**Recipes from**

Homemade Laundry Detergent

Homemade Laundry Detergent
(For Front or top load machine) 

Yield:  Liquid Soap recipe makes 10 gallons (5/8 Cup per load (Approx. 180 loads) 

4  Cups - hot tap water
1  Fels-Naptha soap bar/Ivory/Zote (Fels-Naptha carries health concerns)
1 Cup - Arm & Hammer Super Washing Soda* (or washing soda) - in the laundry detergent isle
½ Cup Borax


- Grate bar of soap and add to saucepan with water. Stir continually over medium-low heat until soap dissolves and is melted.

-Fill a 5 gallon bucket half full of hot tap water. Add melted soap, washing soda and Borax. Stir well until all powder is dissolved. Fill bucket to top with more hot water. Stir, cover and let sit overnight to thicken. 

-Stir and fill a used, clean, laundry soap dispenser half full with soap and then fill rest of way with water. Shake before each use. (will gel) 

-Optional:  You can add 10-15 drops of essential oil per 2 gallons. Add once soap has cooled. Ideas: lavender, rosemary, tea tree oil.

 *Arm & Hammer "Super Washing Soda" - in some stores or may be purchased online  (at Baking Soda will not work, nor will Arm & Hammer Detergent - It must be sodium carbonate!!

**Recipe from**

Homemade Dishwasher Detergent

Ingredients: (Yields 80 loads)

 •2 cups Borax
 •2 cups Washing Soda
 •1 Cup Kosher salt
 •10 packages unsweetened lemonade (citric acid)
 •A container to store it in

 I just added everything to the container I was going to store it in.   I stirred it and broke up some clumps.  Then I shook it to get it good and mixed up.  When I labeled it I made sure I put "1 tbs per load" so that my husband would know how much to use and I left the 1tbs in there. 

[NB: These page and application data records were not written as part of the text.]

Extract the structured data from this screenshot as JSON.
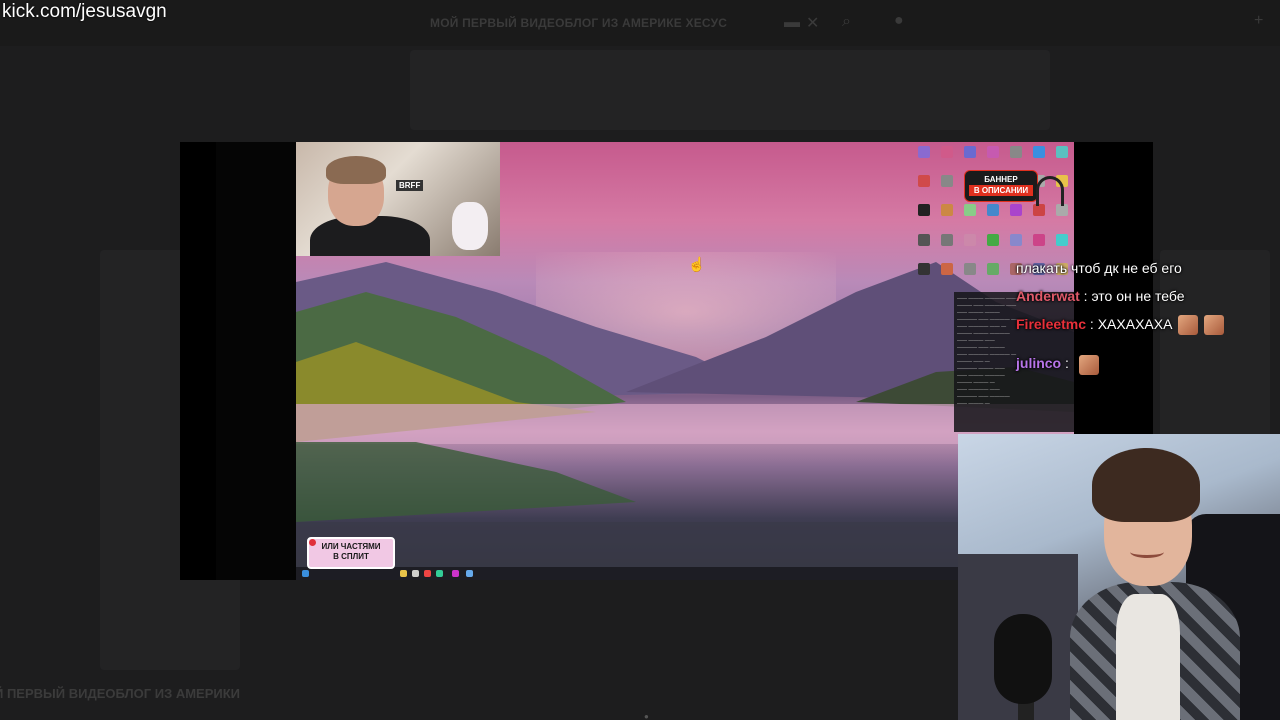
{
  "watermark": "kick.com/jesusavgn",
  "background_page": {
    "top_title": "МОЙ ПЕРВЫЙ ВИДЕОБЛОГ ИЗ АМЕРИКЕ ХЕСУС",
    "bottom_title": "Й ПЕРВЫЙ ВИДЕОБЛОГ ИЗ АМЕРИКИ"
  },
  "banner": {
    "line1": "БАННЕР",
    "line2": "В ОПИСАНИИ"
  },
  "sticker": {
    "line1": "ИЛИ ЧАСТЯМИ",
    "line2": "В СПЛИТ"
  },
  "webcam_small": {
    "shelf_label": "BRFF"
  },
  "chat": [
    {
      "user": "",
      "text": "плакать чтоб дк не еб его",
      "color": "#ffffff",
      "emotes": 0
    },
    {
      "user": "Anderwat",
      "text": " : это он не тебе",
      "color": "#e05a6a",
      "emotes": 0
    },
    {
      "user": "Fireleetmc",
      "text": " : ХАХАХАХА",
      "color": "#e8303a",
      "emotes": 2
    },
    {
      "user": "julinco",
      "text": " : ",
      "color": "#b774e8",
      "emotes": 1
    }
  ],
  "colors": {
    "page_bg": "#1b1b1c",
    "desktop_sky": "#c65a8d",
    "banner_red": "#e0301e",
    "sticker_pink": "#f1c8e4"
  }
}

For a rinse aid, I put vinegar in the rinse aid compartment.  I have already used this recipe on a load and my dishes look beautiful!!!   

The cost of this averages $4.50 a batch.  My husband and I were spending $14 for 115 loads of the cascade action packs or $6 for a box Cascade Complete which supposedly doesn't need any prewashing but the directions say "For Best Results, Fill Both The Pre-Wash and The Main Wash Cups Completely." 

Anyway, I hope you find this recipe useful.  So far I'm loving it. 

Edited:  We had to substitute Lemi Shine (1/4cup for one batch) for the Lemonade packets. Be sure to include some rice when making this and put it in a good air tight container or it will become one big clump and won't be usable.